    I mean, it's your right to be offended by the person's actions as well but we have a certain personal responsibilty, especially based on context. In my opinion, that was a very appropriate forum to display those cartoons. Outside a mosque? Probably not so much.
    To be honest, I felt much worse for the people who happened to be enjoying a lovely pint at the Grad Club without realising what our event was about and suddenly, some guy is on stage reading the “Fuck” section of the Dictionary of Slang (although to be fair, we did have an MC who explained what we were doing before we got to the readings. And it *was* held in the Grad Student pub at a University and presented in the “spirit of higher education” to use your words, not in an elementary school classroom or church or something.) But still, they didn't make a choice to be exposed to this material – verbal and visual – in a way that you did by atttending so they're the ones I did feel kind of bad for.
    This is probably going to sound flippant (and apologies if it does) but another point is, if you felt that seeing the cartoons, even at a distance, made you complicit in the violence and uproar that they had caused, you could have closed your eyes or left the room when the person was showing them.
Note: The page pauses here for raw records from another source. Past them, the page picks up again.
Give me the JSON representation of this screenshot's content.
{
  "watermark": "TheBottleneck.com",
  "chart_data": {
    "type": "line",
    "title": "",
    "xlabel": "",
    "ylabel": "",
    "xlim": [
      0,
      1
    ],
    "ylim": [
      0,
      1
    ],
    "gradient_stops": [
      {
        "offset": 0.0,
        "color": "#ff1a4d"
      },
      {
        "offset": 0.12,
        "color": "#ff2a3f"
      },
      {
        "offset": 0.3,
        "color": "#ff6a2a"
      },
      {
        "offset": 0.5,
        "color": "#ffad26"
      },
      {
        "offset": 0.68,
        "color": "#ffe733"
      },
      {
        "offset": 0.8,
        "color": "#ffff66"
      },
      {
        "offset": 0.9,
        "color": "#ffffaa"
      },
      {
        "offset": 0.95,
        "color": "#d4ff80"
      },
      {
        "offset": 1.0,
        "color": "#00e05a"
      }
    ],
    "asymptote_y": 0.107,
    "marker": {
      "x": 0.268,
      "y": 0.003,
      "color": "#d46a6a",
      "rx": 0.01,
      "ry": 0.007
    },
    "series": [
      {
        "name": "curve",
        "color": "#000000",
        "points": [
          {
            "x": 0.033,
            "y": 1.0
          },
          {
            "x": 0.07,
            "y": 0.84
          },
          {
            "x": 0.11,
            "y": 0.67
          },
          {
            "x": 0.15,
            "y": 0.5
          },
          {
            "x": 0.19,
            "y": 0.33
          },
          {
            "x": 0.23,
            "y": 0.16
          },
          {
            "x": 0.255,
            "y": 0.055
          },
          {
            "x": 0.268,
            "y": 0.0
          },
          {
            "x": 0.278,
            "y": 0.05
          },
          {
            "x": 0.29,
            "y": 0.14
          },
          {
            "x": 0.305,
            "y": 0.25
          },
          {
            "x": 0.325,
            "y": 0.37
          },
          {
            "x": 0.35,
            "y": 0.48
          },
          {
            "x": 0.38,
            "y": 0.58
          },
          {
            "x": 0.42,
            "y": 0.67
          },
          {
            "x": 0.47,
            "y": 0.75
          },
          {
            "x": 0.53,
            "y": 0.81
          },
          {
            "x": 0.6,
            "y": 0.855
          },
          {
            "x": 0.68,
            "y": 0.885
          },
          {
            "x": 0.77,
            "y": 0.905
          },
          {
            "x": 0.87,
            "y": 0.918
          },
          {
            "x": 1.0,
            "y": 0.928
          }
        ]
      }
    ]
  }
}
I can't remember for sure but I think there was a little bit of warning before the person held them up.
    Leave the room/cover your eyes is the same trick my parents taught me when boobies or scary parts of a movie came on TV when I was young. I won't get into a discussion of whether children should be prevented from seeing nudity or violence although it's related to what we're talking about here.
    If it was offensive enough, you could also have chosen to walk out of the event completely. I went to see *Borat* the week it came out in London where it was playing to a packed house. An usher announced that there would be some scenes with nudity that people may might offensive. The movie started and when one of those scenes came on, three people (paying customers too, not just people attending a free event like you were) chose to get up and leave….which, again, is their right.
    Hope that all makes sense – thanks for your thoughts!

    Posted 24 Jan 2007 at 6:08 am
  5. Anonymous wrote:

    “And anyhow, if you can't hold up something like that at a Freedom of Expression event, where *can* you hold it up?”
    Which is why I didn't even consider complaining to organizers or management. Although, I was only there for a pint not for the event specifically. (It was sort of like going for a pint and being pleasantly surprised that there is a band playing.)
    Anyway, I still think that even outside of a mosque one has and should continue to have the right to hold up those cartoons. I would, however, question that individual's motives, goals and perhaps sense of decorum.

    Posted 24 Jan 2007 at 3:22 pm
  6. Anonymous wrote:

    That was early in my times at FIMS (plus I was a bit stressed out that night) so I didn't remember you being there (might not have even known you.)
    Did you join one of the FIMS tables when the event started? Or were you at the table with all of us at the end? I remember meeting a big group of people at the end, many for the first time, but who they all were is pretty much a blur.

    Posted 25 Jan 2007 at 9:25 am

Post a Comment

Your email is never published nor shared. Required fields are marked *

%d bloggers like this: